(App and web page records)
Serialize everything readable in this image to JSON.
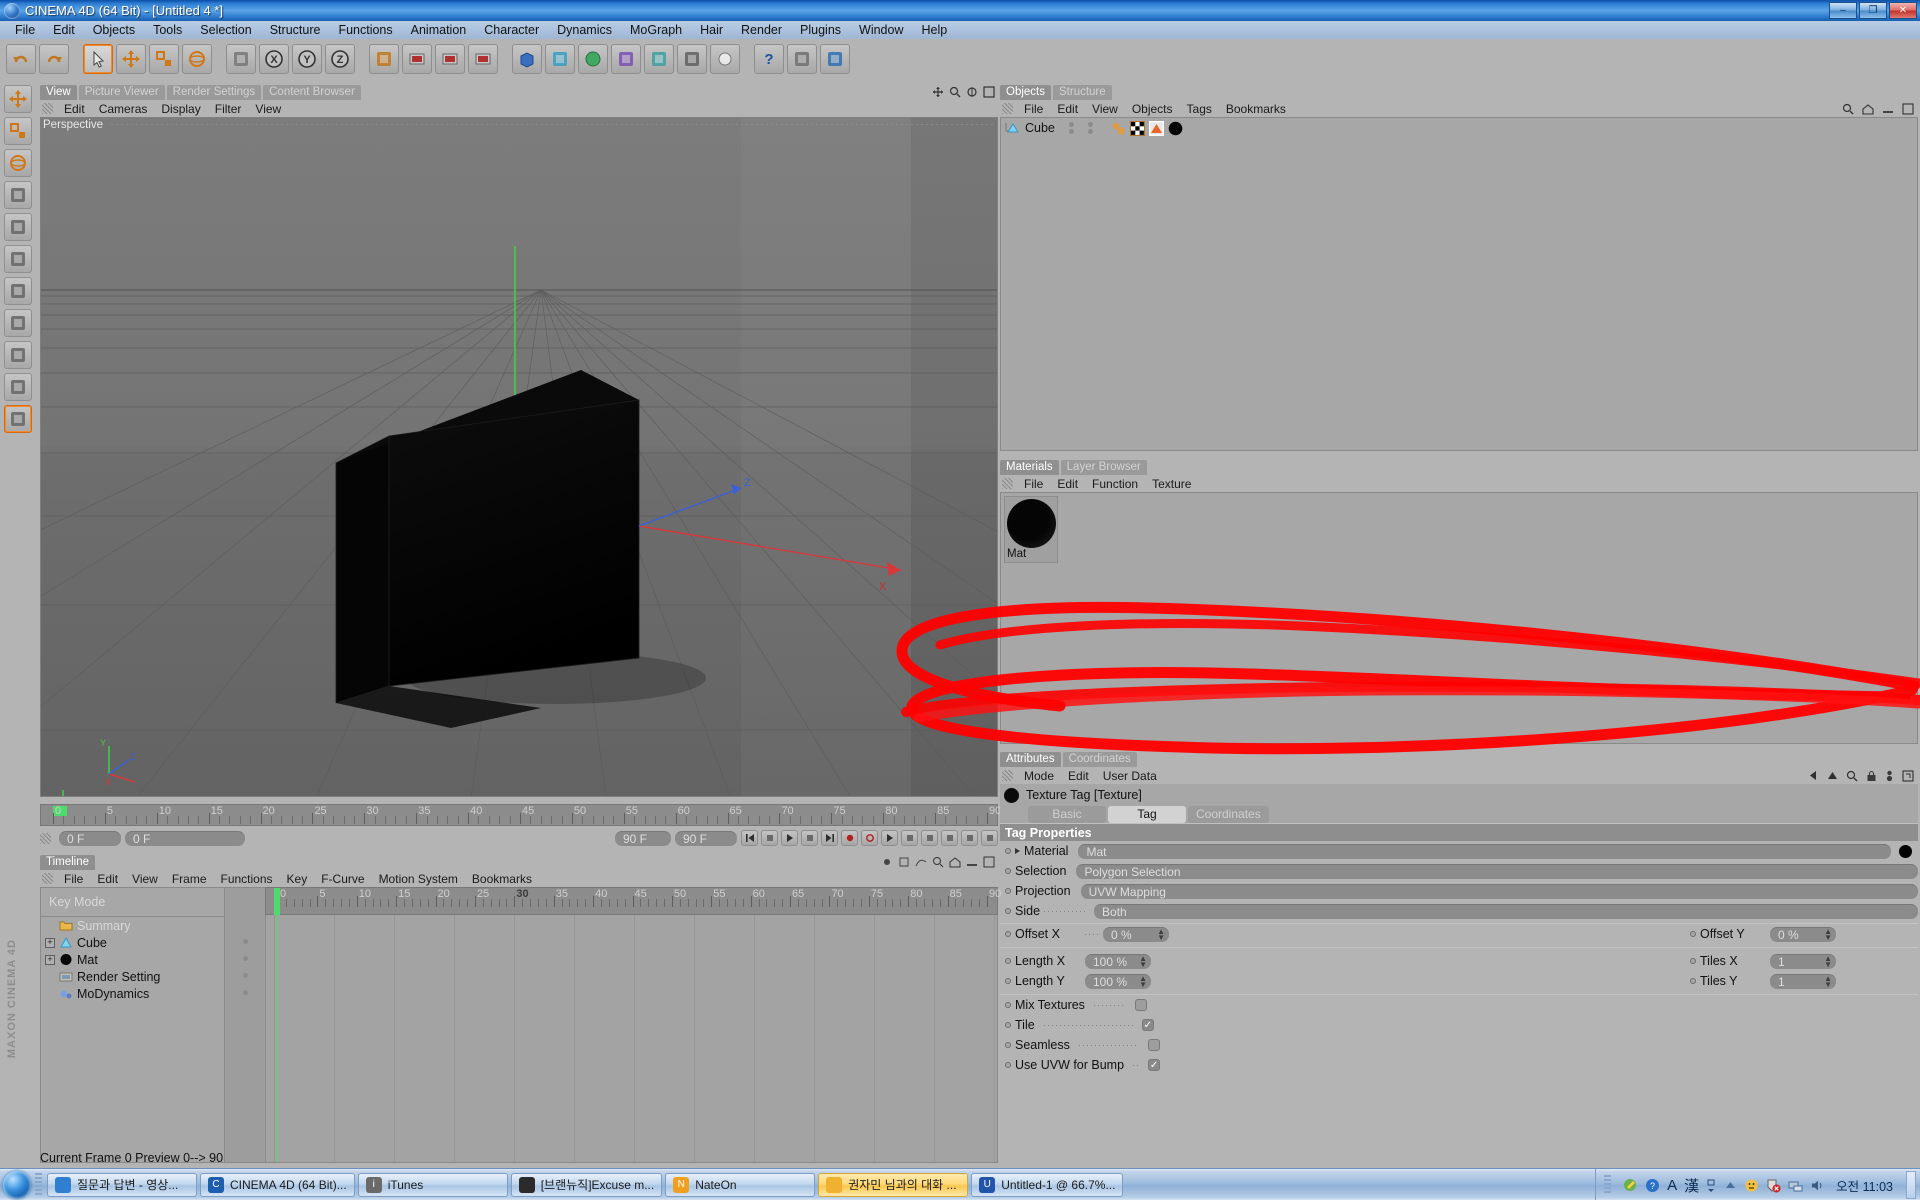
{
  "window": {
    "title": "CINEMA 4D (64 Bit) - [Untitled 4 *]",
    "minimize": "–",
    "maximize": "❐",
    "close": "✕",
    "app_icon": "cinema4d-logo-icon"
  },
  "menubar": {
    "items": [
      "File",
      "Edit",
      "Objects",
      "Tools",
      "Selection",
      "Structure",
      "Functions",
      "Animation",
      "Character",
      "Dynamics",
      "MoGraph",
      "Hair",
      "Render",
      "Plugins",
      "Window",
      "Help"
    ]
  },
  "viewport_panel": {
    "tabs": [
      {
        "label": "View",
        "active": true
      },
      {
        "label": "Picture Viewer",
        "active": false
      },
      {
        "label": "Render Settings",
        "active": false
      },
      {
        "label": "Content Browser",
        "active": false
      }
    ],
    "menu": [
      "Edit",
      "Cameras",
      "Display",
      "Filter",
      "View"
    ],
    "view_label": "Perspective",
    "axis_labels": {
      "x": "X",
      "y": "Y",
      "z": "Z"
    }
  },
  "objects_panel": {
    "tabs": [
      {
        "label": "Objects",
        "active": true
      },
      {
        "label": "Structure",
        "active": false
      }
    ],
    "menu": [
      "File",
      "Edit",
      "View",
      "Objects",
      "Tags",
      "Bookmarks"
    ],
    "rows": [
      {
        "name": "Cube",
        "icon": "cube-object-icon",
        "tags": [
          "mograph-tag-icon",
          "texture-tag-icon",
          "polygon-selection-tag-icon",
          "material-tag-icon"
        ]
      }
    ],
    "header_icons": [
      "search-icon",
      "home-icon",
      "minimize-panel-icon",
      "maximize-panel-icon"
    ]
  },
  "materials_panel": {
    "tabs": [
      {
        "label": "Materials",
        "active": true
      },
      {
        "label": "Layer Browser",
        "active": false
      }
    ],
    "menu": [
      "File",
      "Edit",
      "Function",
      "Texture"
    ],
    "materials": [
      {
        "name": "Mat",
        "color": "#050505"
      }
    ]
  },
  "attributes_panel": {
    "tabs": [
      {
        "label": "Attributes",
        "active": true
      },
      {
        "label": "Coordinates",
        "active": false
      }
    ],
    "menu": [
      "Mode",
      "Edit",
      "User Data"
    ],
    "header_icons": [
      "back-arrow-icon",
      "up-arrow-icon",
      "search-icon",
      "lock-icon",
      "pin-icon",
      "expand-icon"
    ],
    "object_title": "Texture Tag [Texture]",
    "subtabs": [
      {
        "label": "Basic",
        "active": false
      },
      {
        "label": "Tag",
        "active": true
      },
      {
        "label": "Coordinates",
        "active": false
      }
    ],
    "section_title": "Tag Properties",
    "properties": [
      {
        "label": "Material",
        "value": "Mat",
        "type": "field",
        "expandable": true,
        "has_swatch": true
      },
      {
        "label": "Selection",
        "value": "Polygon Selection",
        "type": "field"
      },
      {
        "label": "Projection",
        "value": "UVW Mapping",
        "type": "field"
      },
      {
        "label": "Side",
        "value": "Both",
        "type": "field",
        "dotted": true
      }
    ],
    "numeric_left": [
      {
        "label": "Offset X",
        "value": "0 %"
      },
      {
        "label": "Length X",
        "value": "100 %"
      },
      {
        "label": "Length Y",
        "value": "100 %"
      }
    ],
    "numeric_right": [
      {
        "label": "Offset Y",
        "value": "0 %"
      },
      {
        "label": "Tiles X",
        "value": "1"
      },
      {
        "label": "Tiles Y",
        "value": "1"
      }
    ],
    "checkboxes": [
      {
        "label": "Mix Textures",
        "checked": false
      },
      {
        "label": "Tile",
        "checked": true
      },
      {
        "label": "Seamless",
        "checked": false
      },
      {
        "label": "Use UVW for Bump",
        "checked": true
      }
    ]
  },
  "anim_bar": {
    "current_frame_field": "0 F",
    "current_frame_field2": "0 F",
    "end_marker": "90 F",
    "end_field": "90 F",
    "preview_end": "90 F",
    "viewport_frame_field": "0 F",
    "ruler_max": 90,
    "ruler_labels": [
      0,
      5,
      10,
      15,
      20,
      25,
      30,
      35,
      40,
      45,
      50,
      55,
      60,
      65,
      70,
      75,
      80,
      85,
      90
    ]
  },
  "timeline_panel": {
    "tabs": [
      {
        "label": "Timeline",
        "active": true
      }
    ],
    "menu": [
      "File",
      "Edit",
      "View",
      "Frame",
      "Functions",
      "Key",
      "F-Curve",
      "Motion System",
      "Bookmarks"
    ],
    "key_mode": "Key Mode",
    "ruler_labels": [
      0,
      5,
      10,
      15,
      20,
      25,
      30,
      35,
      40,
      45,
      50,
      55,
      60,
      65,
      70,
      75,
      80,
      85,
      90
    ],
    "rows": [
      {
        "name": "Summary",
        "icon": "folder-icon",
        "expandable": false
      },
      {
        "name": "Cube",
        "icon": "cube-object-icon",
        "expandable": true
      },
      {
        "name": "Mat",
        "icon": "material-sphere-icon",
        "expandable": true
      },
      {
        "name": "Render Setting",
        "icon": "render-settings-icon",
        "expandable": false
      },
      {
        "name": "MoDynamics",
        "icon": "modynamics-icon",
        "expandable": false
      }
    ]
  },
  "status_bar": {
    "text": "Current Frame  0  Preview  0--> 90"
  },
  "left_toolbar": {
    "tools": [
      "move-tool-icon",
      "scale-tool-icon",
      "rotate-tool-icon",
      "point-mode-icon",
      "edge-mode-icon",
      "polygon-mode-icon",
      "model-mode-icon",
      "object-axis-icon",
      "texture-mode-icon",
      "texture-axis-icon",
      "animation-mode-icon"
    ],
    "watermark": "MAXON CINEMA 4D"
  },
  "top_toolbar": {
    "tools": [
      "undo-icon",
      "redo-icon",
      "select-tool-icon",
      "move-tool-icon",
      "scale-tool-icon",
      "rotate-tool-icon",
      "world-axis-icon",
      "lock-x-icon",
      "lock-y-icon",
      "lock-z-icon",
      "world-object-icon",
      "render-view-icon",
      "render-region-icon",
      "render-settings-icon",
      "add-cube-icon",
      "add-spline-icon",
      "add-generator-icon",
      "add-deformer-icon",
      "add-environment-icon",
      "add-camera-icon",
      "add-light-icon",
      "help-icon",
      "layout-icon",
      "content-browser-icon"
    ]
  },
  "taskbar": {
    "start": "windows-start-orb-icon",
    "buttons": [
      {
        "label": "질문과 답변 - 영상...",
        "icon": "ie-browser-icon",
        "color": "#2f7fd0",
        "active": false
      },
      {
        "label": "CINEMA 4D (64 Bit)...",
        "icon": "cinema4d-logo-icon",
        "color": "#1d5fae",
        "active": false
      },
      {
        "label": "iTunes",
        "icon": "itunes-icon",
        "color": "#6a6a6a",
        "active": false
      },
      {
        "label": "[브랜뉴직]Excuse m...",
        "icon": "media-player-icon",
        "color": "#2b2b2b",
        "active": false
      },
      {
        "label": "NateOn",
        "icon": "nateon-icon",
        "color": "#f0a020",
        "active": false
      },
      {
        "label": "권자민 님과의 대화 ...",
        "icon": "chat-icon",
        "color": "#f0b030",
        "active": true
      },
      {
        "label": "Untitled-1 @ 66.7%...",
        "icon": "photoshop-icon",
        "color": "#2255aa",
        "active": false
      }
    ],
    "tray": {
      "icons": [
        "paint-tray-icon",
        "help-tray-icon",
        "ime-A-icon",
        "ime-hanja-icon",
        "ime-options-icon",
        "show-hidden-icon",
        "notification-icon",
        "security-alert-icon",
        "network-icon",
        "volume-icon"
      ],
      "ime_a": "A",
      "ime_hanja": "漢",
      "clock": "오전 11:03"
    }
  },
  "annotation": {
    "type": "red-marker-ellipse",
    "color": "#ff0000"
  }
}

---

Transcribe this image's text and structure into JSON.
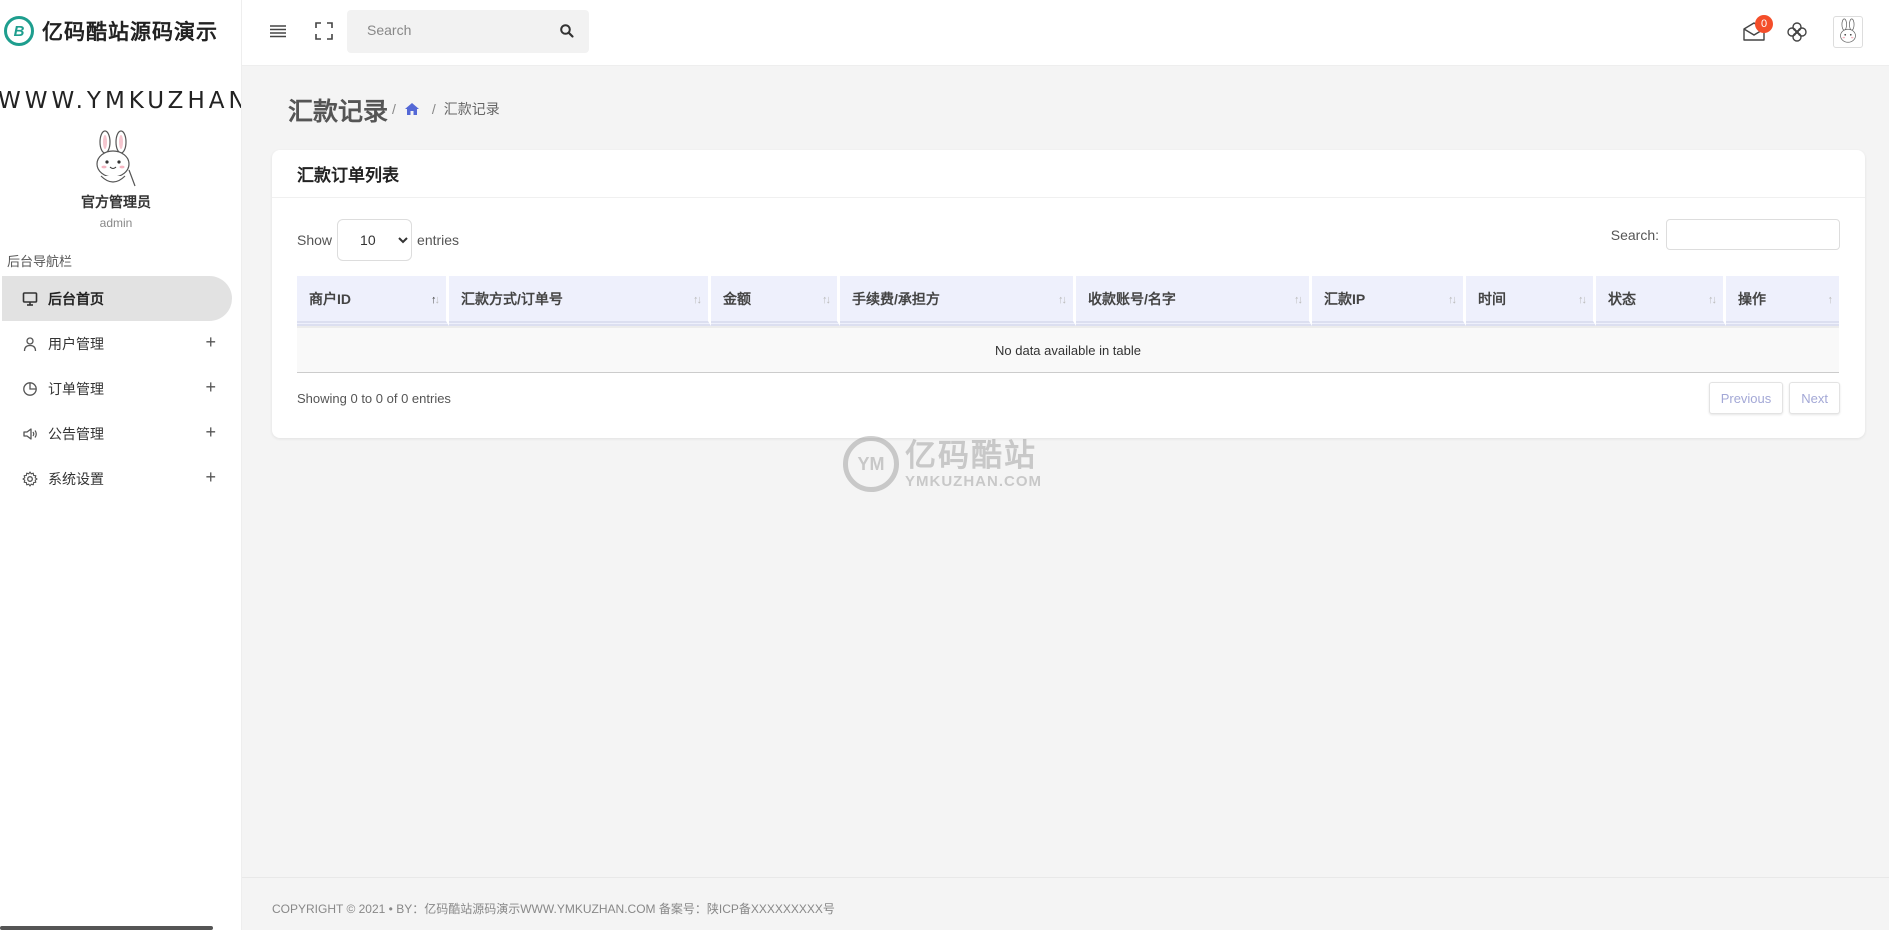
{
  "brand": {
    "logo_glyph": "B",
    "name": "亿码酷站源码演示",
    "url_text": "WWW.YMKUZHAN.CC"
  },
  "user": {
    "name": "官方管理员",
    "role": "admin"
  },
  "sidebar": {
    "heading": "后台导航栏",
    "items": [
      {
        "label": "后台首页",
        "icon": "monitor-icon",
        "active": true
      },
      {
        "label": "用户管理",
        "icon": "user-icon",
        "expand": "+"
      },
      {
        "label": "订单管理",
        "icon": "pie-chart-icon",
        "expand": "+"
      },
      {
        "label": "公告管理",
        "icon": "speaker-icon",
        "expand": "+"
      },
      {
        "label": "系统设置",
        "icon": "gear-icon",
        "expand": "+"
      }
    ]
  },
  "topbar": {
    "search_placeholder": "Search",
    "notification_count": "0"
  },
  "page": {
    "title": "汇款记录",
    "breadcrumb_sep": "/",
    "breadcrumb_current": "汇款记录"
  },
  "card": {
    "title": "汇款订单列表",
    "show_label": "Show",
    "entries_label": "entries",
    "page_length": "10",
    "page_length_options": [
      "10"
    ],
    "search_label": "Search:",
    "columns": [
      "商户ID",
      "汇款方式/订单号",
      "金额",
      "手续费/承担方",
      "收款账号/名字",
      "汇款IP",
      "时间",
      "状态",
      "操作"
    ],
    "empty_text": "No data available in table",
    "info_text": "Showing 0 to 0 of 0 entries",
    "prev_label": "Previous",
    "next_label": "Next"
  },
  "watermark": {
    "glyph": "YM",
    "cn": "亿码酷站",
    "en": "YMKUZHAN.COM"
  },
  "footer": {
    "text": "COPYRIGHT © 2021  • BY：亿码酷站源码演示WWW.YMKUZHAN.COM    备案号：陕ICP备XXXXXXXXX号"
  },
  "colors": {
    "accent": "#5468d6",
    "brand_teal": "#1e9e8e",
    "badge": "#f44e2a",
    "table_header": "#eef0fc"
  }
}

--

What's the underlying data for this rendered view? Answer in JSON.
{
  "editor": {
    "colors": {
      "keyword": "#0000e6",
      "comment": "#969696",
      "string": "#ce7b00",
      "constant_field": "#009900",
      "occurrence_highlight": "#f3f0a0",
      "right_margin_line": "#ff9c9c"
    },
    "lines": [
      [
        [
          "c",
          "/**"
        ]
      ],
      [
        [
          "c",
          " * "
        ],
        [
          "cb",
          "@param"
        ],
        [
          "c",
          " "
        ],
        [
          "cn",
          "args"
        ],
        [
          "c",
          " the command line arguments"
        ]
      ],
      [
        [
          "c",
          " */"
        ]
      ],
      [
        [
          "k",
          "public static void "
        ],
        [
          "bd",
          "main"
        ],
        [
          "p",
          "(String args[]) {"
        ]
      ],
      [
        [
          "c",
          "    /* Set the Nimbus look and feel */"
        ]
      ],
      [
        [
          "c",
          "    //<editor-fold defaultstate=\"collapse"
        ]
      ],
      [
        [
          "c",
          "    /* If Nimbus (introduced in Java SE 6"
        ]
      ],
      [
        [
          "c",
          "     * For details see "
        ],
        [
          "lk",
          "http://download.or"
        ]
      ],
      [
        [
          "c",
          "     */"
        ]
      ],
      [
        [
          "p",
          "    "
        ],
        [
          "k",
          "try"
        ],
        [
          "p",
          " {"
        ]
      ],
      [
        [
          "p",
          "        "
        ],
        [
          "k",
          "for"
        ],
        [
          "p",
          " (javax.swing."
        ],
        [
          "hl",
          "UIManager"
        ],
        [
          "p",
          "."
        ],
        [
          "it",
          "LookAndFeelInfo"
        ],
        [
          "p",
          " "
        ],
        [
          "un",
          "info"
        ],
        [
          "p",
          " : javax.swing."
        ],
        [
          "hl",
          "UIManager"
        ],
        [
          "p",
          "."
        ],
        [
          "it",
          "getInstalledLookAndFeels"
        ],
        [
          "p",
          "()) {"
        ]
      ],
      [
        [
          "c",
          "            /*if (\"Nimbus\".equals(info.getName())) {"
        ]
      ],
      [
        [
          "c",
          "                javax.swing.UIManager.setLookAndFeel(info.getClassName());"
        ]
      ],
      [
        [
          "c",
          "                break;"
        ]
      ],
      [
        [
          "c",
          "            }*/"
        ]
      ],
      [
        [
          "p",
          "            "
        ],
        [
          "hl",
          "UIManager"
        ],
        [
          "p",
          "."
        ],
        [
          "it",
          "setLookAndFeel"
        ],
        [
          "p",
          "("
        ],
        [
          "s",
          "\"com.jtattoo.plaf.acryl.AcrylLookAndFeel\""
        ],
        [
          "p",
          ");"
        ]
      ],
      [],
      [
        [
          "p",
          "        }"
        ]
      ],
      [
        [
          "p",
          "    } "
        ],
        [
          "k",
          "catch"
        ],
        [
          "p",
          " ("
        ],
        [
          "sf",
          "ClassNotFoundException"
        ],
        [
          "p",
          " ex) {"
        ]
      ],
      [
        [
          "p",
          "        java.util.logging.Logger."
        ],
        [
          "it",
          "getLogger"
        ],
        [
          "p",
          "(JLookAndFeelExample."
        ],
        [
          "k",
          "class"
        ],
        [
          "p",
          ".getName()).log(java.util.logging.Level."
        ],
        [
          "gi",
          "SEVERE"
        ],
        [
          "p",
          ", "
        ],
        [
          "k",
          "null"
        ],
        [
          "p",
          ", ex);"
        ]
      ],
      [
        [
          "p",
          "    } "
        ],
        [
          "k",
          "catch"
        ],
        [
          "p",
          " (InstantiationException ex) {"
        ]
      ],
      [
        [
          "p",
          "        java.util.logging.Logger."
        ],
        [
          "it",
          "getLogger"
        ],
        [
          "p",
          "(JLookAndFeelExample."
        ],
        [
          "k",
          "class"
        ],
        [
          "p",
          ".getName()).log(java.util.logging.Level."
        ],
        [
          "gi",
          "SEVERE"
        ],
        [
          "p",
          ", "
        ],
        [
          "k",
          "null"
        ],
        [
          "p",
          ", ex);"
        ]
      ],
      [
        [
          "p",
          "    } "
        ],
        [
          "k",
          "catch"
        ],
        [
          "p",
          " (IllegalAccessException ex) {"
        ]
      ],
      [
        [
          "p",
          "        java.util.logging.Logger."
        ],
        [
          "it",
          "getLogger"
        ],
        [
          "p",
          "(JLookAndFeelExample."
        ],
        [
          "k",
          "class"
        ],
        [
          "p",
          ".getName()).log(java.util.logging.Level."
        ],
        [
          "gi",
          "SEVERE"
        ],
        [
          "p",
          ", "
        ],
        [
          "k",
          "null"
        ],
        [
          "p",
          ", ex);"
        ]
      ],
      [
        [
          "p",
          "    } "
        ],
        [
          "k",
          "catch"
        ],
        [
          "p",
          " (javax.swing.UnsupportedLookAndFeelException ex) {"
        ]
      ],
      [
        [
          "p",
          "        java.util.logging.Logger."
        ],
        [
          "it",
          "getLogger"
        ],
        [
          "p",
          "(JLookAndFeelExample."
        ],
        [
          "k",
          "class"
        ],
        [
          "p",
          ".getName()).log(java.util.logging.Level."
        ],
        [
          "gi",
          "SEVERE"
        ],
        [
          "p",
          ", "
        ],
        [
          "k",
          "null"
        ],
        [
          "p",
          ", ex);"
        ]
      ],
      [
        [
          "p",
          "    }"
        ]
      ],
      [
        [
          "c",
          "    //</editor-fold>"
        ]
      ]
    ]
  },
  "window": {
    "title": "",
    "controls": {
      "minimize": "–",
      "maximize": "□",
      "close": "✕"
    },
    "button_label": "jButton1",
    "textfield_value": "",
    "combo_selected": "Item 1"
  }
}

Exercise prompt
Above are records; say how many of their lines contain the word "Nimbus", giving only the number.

Expected output
3